What motivates you to do what you do?
A thirst for knowledge and understanding. A love of art and life. Since being a child, I’ve always had the feeling that ‘there’s something out there that I haven’t found yet ‘and that life is about the need to ‘keep on searching‘ .
What do you owe your mother?
I owe my mother a lifetime of emotional support and quite a lot of money. My mother is one of the most compassionate, humanitarian, generous, intelligent, beautiful, annoying, stubborn and funny people that I know.
Which women inspire you and why?
At this moment in time these women inspire me: my daughter for her courage and her kindness ; my women friends for their unconditional love - each one is mad, bad and beautiful; artist Annie Albers for her innovation and commitment to her art; and Director Nadine Labaki for highlighting personal and world issues through her art of film.
What are you reading?
I have three books on the go that I’ve been trying to finish for the last year: ‘Less Than Zero’ by Bret Easton Ellis , ‘A Little Life’ by Hanya Yanagihara and ‘Colourless Tsukuru Tazaki and His Years of Pilgrimage’ by Haruki Murakami.
What gender barriers have you had to hurdle?
Not many to date, I have been lucky. However, I think I am quite good at standing my ground when situations do arise whether gender based or not, and i also walk away from things and let them go, so that the other party involved has to think about things.
How can the world be made a better place for women?
I think if women and men could accept both their places and roles in society on an equal footing and work together, the world would be a better place for everyone, regardless of specific gender .
Describe your perfect day?
A friend once told me to find one thing in each day that you love. Maybe that way each day can be a perfect day. Perfect days would need to include, amongst other things: the sea, the sun, art, a city, people, space to breathe, chocolate and the man that I love …. but maybe not all at once!
We've noticed there really aren't many (if any) statues of women around Cornwall - who would you see remembered?

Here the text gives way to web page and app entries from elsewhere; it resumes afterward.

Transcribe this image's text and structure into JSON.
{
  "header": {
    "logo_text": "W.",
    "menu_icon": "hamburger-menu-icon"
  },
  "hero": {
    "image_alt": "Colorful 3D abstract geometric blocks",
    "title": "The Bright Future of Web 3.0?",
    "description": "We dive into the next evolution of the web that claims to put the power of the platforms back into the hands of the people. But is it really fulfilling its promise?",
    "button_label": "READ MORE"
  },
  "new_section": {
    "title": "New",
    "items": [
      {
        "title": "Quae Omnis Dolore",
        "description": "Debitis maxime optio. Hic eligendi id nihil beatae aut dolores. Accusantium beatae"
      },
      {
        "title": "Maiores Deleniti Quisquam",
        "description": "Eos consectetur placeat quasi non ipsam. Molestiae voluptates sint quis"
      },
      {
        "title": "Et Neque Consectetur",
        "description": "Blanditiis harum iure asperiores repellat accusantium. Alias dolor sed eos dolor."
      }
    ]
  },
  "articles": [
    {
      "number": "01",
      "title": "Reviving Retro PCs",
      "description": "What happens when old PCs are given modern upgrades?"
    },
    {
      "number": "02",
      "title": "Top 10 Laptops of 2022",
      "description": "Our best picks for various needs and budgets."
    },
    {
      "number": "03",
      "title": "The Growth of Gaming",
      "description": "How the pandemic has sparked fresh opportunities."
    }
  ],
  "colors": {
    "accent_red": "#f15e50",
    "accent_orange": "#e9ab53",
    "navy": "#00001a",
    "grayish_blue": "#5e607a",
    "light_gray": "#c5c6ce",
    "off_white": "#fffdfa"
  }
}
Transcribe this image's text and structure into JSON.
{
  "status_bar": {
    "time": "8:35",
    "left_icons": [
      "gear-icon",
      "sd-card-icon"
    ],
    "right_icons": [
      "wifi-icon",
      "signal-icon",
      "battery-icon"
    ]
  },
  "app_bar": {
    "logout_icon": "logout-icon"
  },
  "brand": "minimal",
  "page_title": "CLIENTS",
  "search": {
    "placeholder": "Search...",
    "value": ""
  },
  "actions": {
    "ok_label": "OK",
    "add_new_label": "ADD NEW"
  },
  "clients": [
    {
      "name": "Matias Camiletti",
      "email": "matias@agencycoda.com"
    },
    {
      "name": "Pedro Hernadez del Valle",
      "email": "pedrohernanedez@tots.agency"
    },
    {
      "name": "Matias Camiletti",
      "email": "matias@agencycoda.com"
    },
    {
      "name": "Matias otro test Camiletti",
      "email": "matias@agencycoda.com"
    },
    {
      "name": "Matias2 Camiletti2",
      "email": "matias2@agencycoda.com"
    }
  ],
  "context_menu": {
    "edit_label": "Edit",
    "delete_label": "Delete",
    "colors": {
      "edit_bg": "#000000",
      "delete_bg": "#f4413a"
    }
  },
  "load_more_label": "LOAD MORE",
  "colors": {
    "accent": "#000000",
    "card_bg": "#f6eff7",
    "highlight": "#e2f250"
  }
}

This is a really hard one. I think it would be great if each district in Cornwall could vote for a woman that they felt should be remembered, then there could be six statues! Whether it’s the lady who works in the fish and chip shop or the next potential female noble peace prize winner .
Give us a tip?
Ok, here’s a quid. Be kind but take no shit. Listen more. See both sides of an argument. Remember that a smile can work miracles .
That’s five tips .
About Jessica Artist Jessica Cooper lives in Newlyn and has lived and worked in West Penwith’s weather worn landscape for most of her life. She studied at Falmouth College and Goldsmith’s College, London and is a member of the NSA, PSA and an RWA. She exhibits regularly on a national and international basis, including exhibitions at The Exchange and Newlyn Art Gallery, the RWA, Tate St. Ives, Kestle Barton, Tremenheere Sculpture Gardens and the New York and International Art Fairs with Edgar Modern Fine Art. Cooper’s work is permanently on show at The Belgrave, St. Ives and Beyond The Sea, Padstow . She has received awards for drawing from the University of the West of England and has been shortlisted for the NOAC and Art Rooms exhibitions. Cooper has worked on design projects and product ranges, in collaboration with Arbor ( USA ), Nathan Outlaw ( St. Enodoc Hotel ), Tate Enterprises and Tate St. Ives, Simon Marsh ( Paupers Press ), Art Press, King + McGraw ( John Lewis ), Tremenheere Sculpture Gardens, Seasalt ( Cornwall ).
Further information and links: www.jessicacooper.co.uk